Our families support pupils by reading with or to them each day, either after or before school, and signing their reading diaries. They are informed about pupils’ reading levels and of course attend Parents’ Evenings and school events to find out about the reading curriculum.
The Oxford Owl website is linked to our school website so that a range of texts can be accessed to read on line at all times.
When classes have studied a key text as an extended literacy unit, our parents have surpassed themselves with the creative homework projects which they have completed with their children! For example, large models of the ‘Peggy Sue’ were constructed during the Year 6 work on Kensuke’s Kingdom and not only were costumes created for Year 4’s ‘I Was a Rat!’ day but also 100 family members turned up to watch their performance.

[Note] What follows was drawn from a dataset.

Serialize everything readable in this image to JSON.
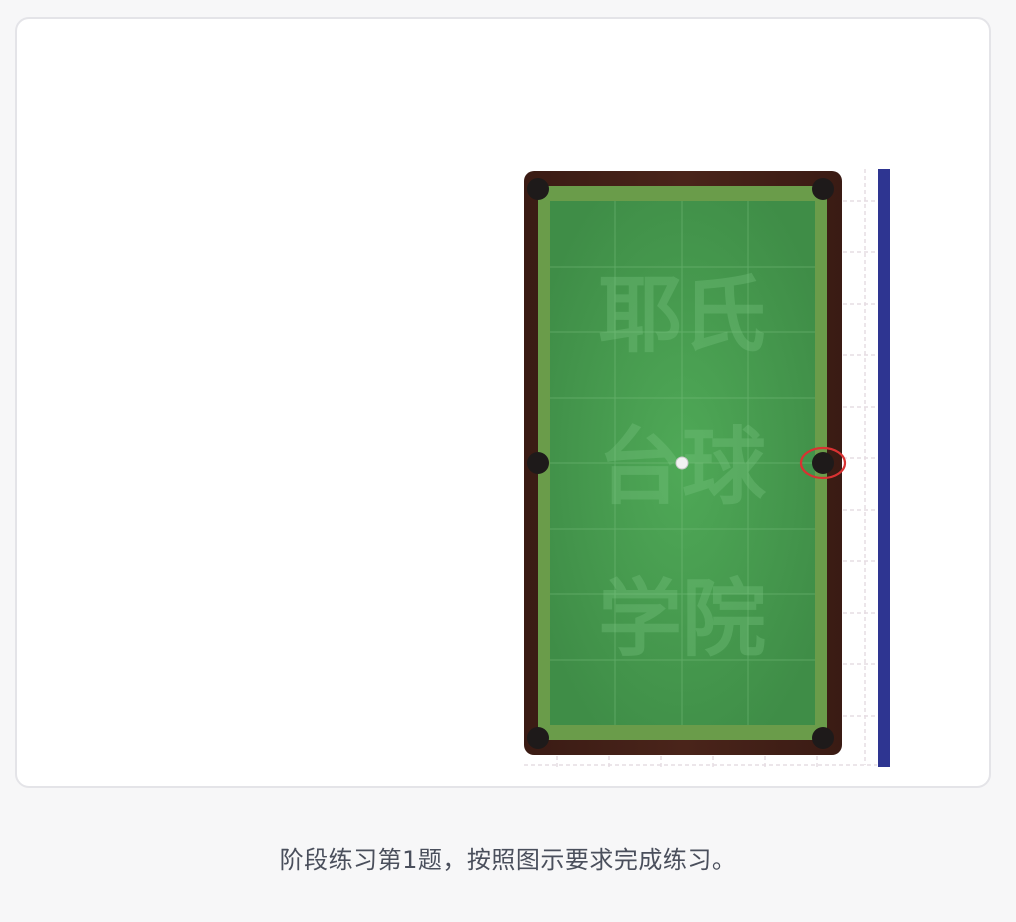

Parents supported the Year 5 team in the Question of Sport, inter-school quiz previously mentioned and this year we plan to build on this by hosting a ‘Dads and Lads’ quiz night which has reading research as its theme and celebrates parents and children enjoying reading together.
We know that we can do more to inform parents about and involve parents in reading for pleasure, so we use termly stakeholder surveys to stay updated on parents’ views and always aim for improvement in the way in which we respond.
With greater involvement of parents high on the list, and inviting pupils to be ‘Reading Champions’ who promote reading , we know that to become an outstanding reading school we must do all of the above and more.
We await with bated breath the results of Year 3’s ‘Text Factor’ as another opportunity for pupils to make decisions about the reading materials which we select for school and will continue to elicit the views of pupils in shaping our reading provision and strengthening our schools’ reading culture.
Raising pupils’ attainment in reading is a priority for every member of the school staff as is developing a love of reading. In the knowledge that excellence and enjoyment are reciprocal processes, we strive to enhance and support children’s reading, so Ambleside pupils love to read because they can read.